Let’s be sure about one thing: The idea that sourdough starter is tough to keep is a big misunderstanding, Lucille said.
You don’t have to bake with it every week to keep it alive or have someone babysit it while you’re on vacation.
In fact, when Lucille’s mother died, winter, spring and summer passed before Lucille could clean out the house. In the fall Lucille finally brought home the sourdough starter, untouched for months. She baked pancakes with it just fine.
Lucille’s advice: “You just have to not be afraid if it doesn’t look good.”
Once, Carol Rolfe, who assists Lucille at home, was cleaning the fridge and opened the starter jar. The contents had turned black around the edges, clear and oily on the top. Whatever this was, Carol thought, it needed to be thrown out.
Oh, no, Lucille said. Just stir it together and it’ll be fine.
The starter, when it looked ugly, could make some women squeamish. Lucille’s late husband, Richard Dumbrill, joked that maintaining the starter was a “man’s job.”
To keep, sourdough starter needs refrigeration, a little attention every once in a while and a go-with-the-flow attitude. Sometimes batter will need a little more of this or a little less of that.
“Nothing about sourdough is absolutely absolute,” Lucille said.
Richard cooked with the sourdough most often. He requested starter from Lucille’s mother and started baking for family and friends. If Lucille was particularly busy one day, he’d get out the starter in the morning and bake pancakes for dinner. He would pile them high, cover in butter and sugar and cut the stack like slices of layer cake.
The Dumbrills served pancakes to guests with whipped cream, fruit and a variety of syrups: maple, blueberry, chokecherry. One time they served 90 people at once, celebrating the 100th birthday of the starter with the Wyoming State Historical Society. They fed sourdough pancakes to the state officers of the Federated Women’s Clubs of Wyoming and hosted pancake dinners to raise money for the historical society and Newcastle’s museum district. They even auctioned off a pancake supper once so they could put a new roof on the local museum.
For 18 years Richard served as Weston County campaign chairman for former U.S. Sen. Alan Simpson, and the Dumbrills hosted political meet-and-greets at their house.
“Instead of cocktail parties, we made pancakes,” Lucille said.
Just once, Richard almost lost the starter.
He made pancakes, put the batter bowl in the sink and turned on the faucet.
Realizing what he’d done, he scraped a tiny bit of batter left on the edge of the bowl. He put it in a jar and fed it flour, water and sugar. It came back to life and started to expand. Thank goodness for that.
Visit Lucille in Newcastle and chances are she’ll try to send you home with part of her 122-year-old starter. She’s shared it with friends in Newcastle and even traveled with it to Michigan. Two of her children have starters, and her daughter made pancakes regularly for her sons’ track and cross country teams.
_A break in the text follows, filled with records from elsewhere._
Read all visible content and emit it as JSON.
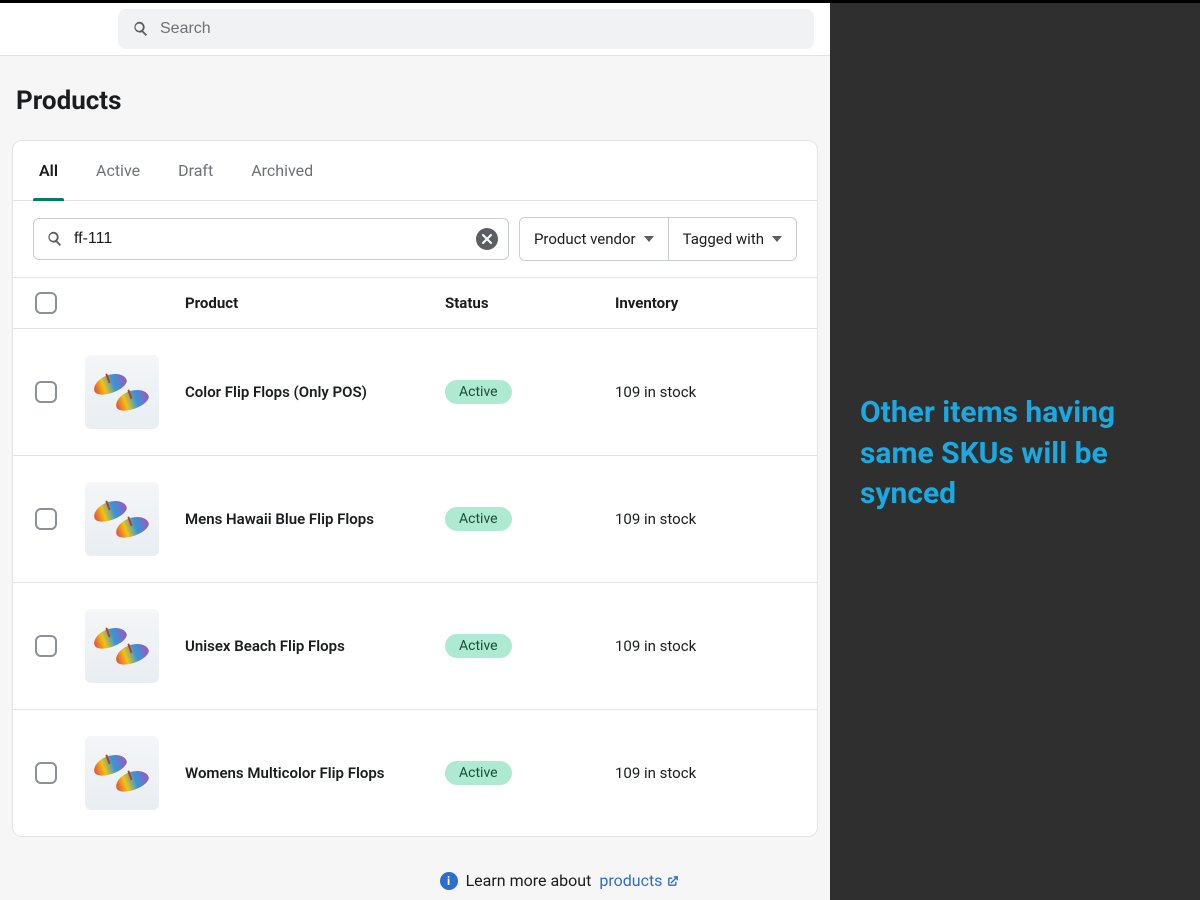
{
  "topbar": {
    "search_placeholder": "Search"
  },
  "page": {
    "title": "Products"
  },
  "tabs": [
    {
      "label": "All",
      "active": true
    },
    {
      "label": "Active",
      "active": false
    },
    {
      "label": "Draft",
      "active": false
    },
    {
      "label": "Archived",
      "active": false
    }
  ],
  "filter": {
    "query": "ff-111",
    "vendor_label": "Product vendor",
    "tagged_label": "Tagged with"
  },
  "columns": {
    "product": "Product",
    "status": "Status",
    "inventory": "Inventory"
  },
  "rows": [
    {
      "name": "Color Flip Flops (Only POS)",
      "status": "Active",
      "inventory": "109 in stock"
    },
    {
      "name": "Mens Hawaii Blue Flip Flops",
      "status": "Active",
      "inventory": "109 in stock"
    },
    {
      "name": "Unisex Beach Flip Flops",
      "status": "Active",
      "inventory": "109 in stock"
    },
    {
      "name": "Womens Multicolor Flip Flops",
      "status": "Active",
      "inventory": "109 in stock"
    }
  ],
  "learn_more": {
    "prefix": "Learn more about",
    "link_text": "products"
  },
  "annotation": {
    "text": "Other items having same SKUs will be synced",
    "color": "#1aa9e0"
  }
}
Even if the starter in Lucille’s house dies, it lives in other fridges across the state.
Lucille won a Wyoming State Historical Society Award for her starter this fall. It’s the only time the society has granted an award for food.
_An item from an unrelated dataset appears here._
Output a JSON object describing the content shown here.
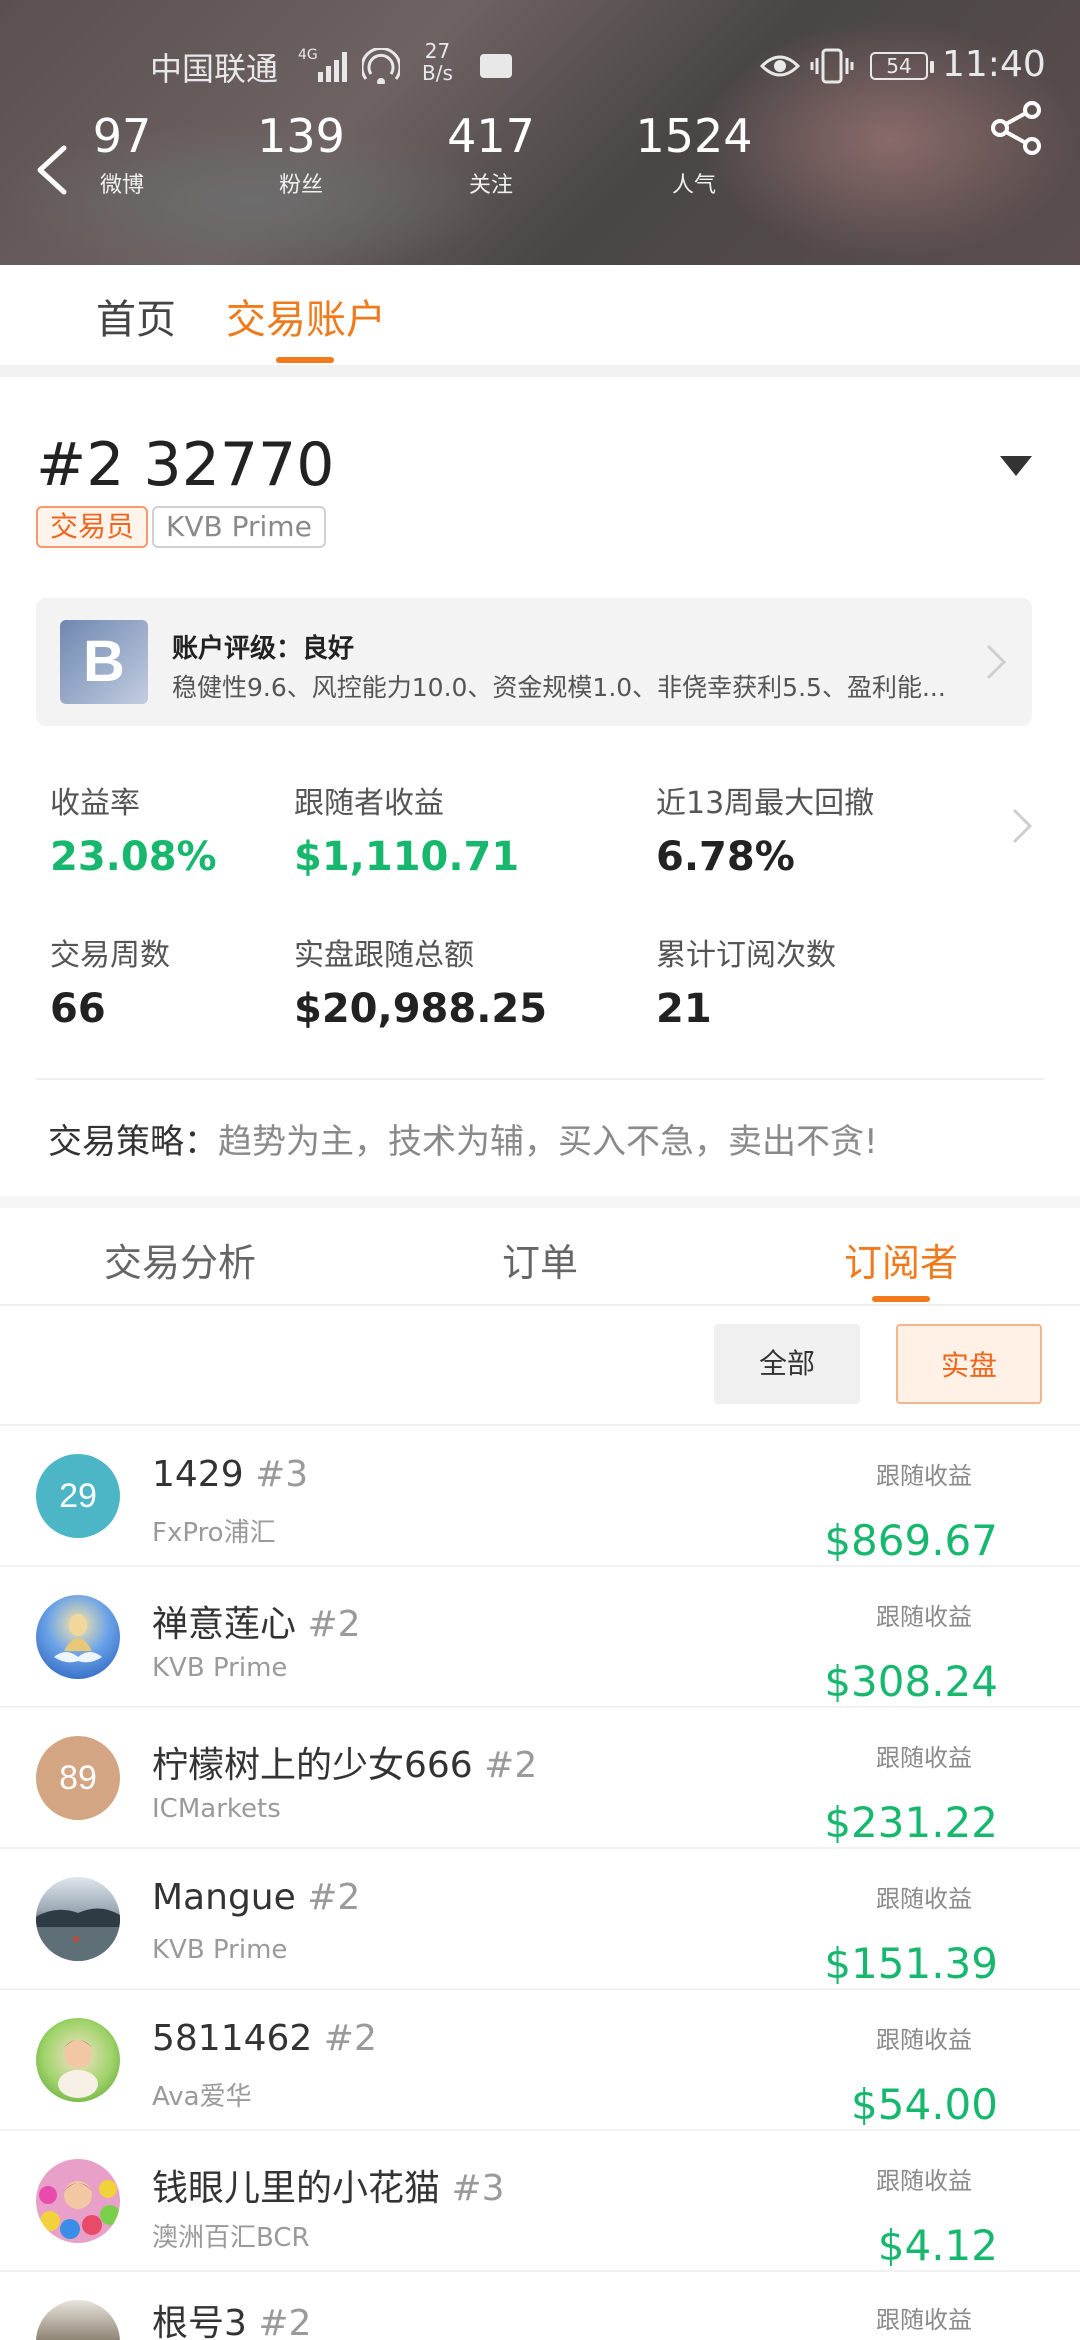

People with the society say it’s folks like the Dumbrills who are responsible for historic preservation in the state. Both Lucille and her husband served as society presidents. The sourdough is just one thing they’ve done.
It is, however, the thing that gets people talking.
Lucille’s phone woke her early one morning, 2 a.m.
She thought it was bad news. Good news doesn’t come in the middle of the night.
“Is this the Dumbrill residence?” A man on the other end wanted to know. He heard about the sourdough starter, he said.
Later, Lucille guessed the guy was out at the bar and made a bet with friends.
“Is it really over 100 years old?”
Well, yes, she said.
And still counting.